BEFORE: PAID IN MANGOES
Just 10 months ago, Fanny and her five children were symbols of hunger, poverty and desperation in a rural and remote community, short of opportunities.
In mid-2015, Fanny, a single mother, was living a life of hell (read the full story here).
Her four children had dropped out of school as a result of a drought. The food crisis that swept across her community, taking with it all the hopes and dreams families harboured, was on her doorstep.
In an attempt to scrape by, Fanny and her children worked bent over in the hot sun, pulling weeds, planting seeds and watering plants in other people’s gardens. For their labour, Fanny and her children were paid in mangoes.
She says that juggling for food in those desperate times made it very difficult to provide for her children’s school needs and led to the decisive point where they dropped out.
She further adds that watching her children feed on mangoes for breakfast, lunch and supper was a nightmare she never dreamed of.
SOME HELP: FOOD FOR ASSETS
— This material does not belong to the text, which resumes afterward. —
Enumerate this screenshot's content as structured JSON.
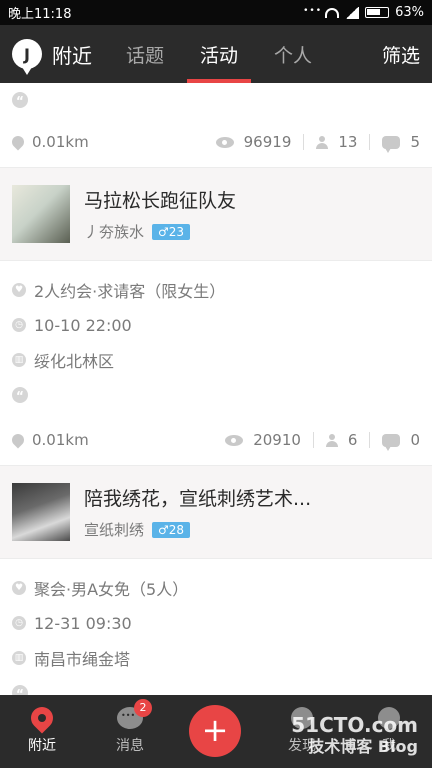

Thanks to the partnership of the aid organisations: World Vision and World Food Programme (WFP), Fanny and her children were offered a lifeline.
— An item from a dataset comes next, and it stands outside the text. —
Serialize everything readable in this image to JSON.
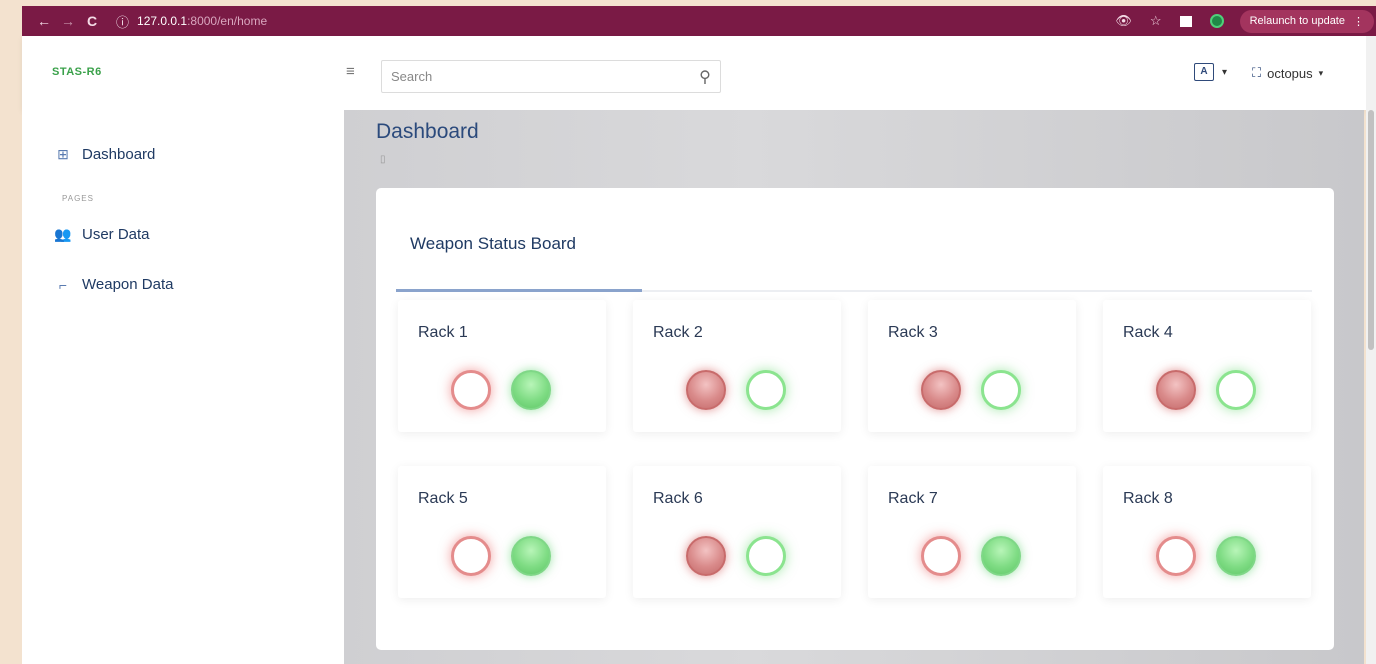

Fanny was registered in a Food For Asset programme, being implemented by World Vision, with support from WFP, where they have been: planting trees and creating fish dams, among other things.
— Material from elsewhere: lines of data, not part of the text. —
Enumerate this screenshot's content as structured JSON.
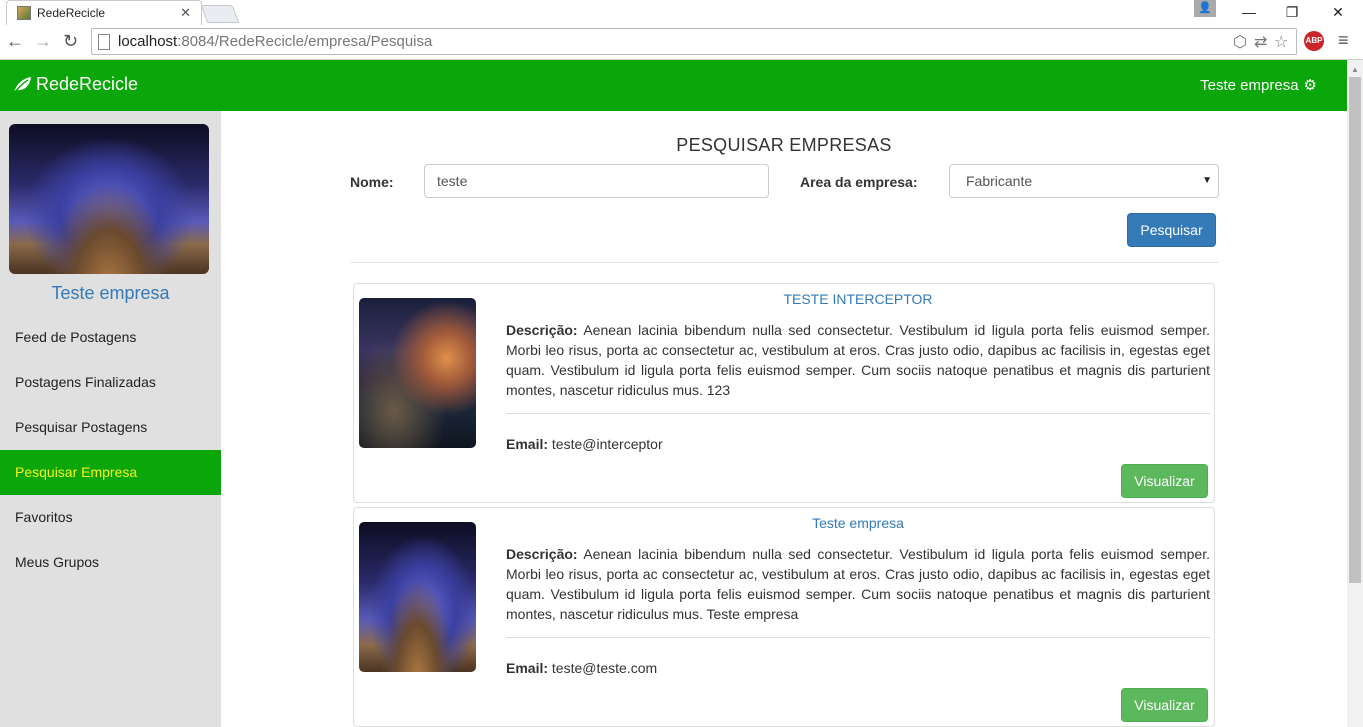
{
  "browser": {
    "tab_title": "RedeRecicle",
    "url_host": "localhost",
    "url_path": ":8084/RedeRecicle/empresa/Pesquisa",
    "abp_label": "ABP"
  },
  "navbar": {
    "brand": "RedeRecicle",
    "user_label": "Teste empresa"
  },
  "sidebar": {
    "profile_name": "Teste empresa",
    "items": [
      {
        "label": "Feed de Postagens"
      },
      {
        "label": "Postagens Finalizadas"
      },
      {
        "label": "Pesquisar Postagens"
      },
      {
        "label": "Pesquisar Empresa"
      },
      {
        "label": "Favoritos"
      },
      {
        "label": "Meus Grupos"
      }
    ]
  },
  "search": {
    "title": "PESQUISAR EMPRESAS",
    "name_label": "Nome:",
    "name_value": "teste",
    "area_label": "Area da empresa:",
    "area_value": "Fabricante",
    "submit_label": "Pesquisar"
  },
  "results": [
    {
      "title": "TESTE INTERCEPTOR",
      "desc_label": "Descrição:",
      "desc": "Aenean lacinia bibendum nulla sed consectetur. Vestibulum id ligula porta felis euismod semper. Morbi leo risus, porta ac consectetur ac, vestibulum at eros. Cras justo odio, dapibus ac facilisis in, egestas eget quam. Vestibulum id ligula porta felis euismod semper. Cum sociis natoque penatibus et magnis dis parturient montes, nascetur ridiculus mus. 123",
      "email_label": "Email:",
      "email": "teste@interceptor",
      "button": "Visualizar"
    },
    {
      "title": "Teste empresa",
      "desc_label": "Descrição:",
      "desc": "Aenean lacinia bibendum nulla sed consectetur. Vestibulum id ligula porta felis euismod semper. Morbi leo risus, porta ac consectetur ac, vestibulum at eros. Cras justo odio, dapibus ac facilisis in, egestas eget quam. Vestibulum id ligula porta felis euismod semper. Cum sociis natoque penatibus et magnis dis parturient montes, nascetur ridiculus mus. Teste empresa",
      "email_label": "Email:",
      "email": "teste@teste.com",
      "button": "Visualizar"
    }
  ],
  "colors": {
    "brand_green": "#0aa60a",
    "active_text": "#f3f31c",
    "link_blue": "#337ab7",
    "primary_button": "#337ab7",
    "success_button": "#5cb85c"
  }
}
In return, every month, since December, they have been receiving:
- 50 kg bag of maize
- 5 kgs of beans
- 2 litres of vegetable oil
A total of 3,200 households benefitted from the relief project.
NOW: FAST FORWARD TO SEPTEMBER 2016
Fanny and her children are still in need but with some hope.
While Fanny’s children returned to school, Fanny moved a step forward.
She started a smallscale business, cooking and selling banana fritters by the road close to their home.
“I never stopped going for piece work,” she starts, with a very big smile over her face. “So as I was going, this time around I wanted money to buy the children exercise books,” she says.
But when she got the money and bought the first set of books for all her children, Fanny remembered that they would soon come back asking for more when these ran out. She decided to venture into a small business that would generate some money.
“With the money I bought a packet of sugar, salt and bananas,” she says. And she further took out one kilogram of maize flour from the maize that she had received from World Vision.
Slowly but surely, her sales picked up.
On the first day, she managed to sell all her fritters.
The following day, she did not use her family’s maize flour. Instead, she purchased flour from the market and cooked some more fritters which she took to the road side for sale.
Just like the first day, the second one was equally a hit and she sold for 300 kwacha.
“So, every morning I have been cooking my fritters and taken some to the forest conservation site where I start selling before heading for the roadside,” says Fanny, who also adds that her older daughter, now in Grade 4, has also been taking the fritters to school and sells during breaks.
“I told myself that we can do better with our situation and maybe help the children”
As a proof of the gains she was making from the small business, Fanny counts one of her greatest joys as the day she bought her children pairs of plastic shoes.
“I told myself that we can do better with our situation and maybe help the children,” she narrates. “You see, in a village like this I do not dream of having a lot of money,” she says. “I just want my children to eat good food and go to school,” she adds.
Since the project started last year, 10,800 children have benefiting from the food for asset interventions in Malawi.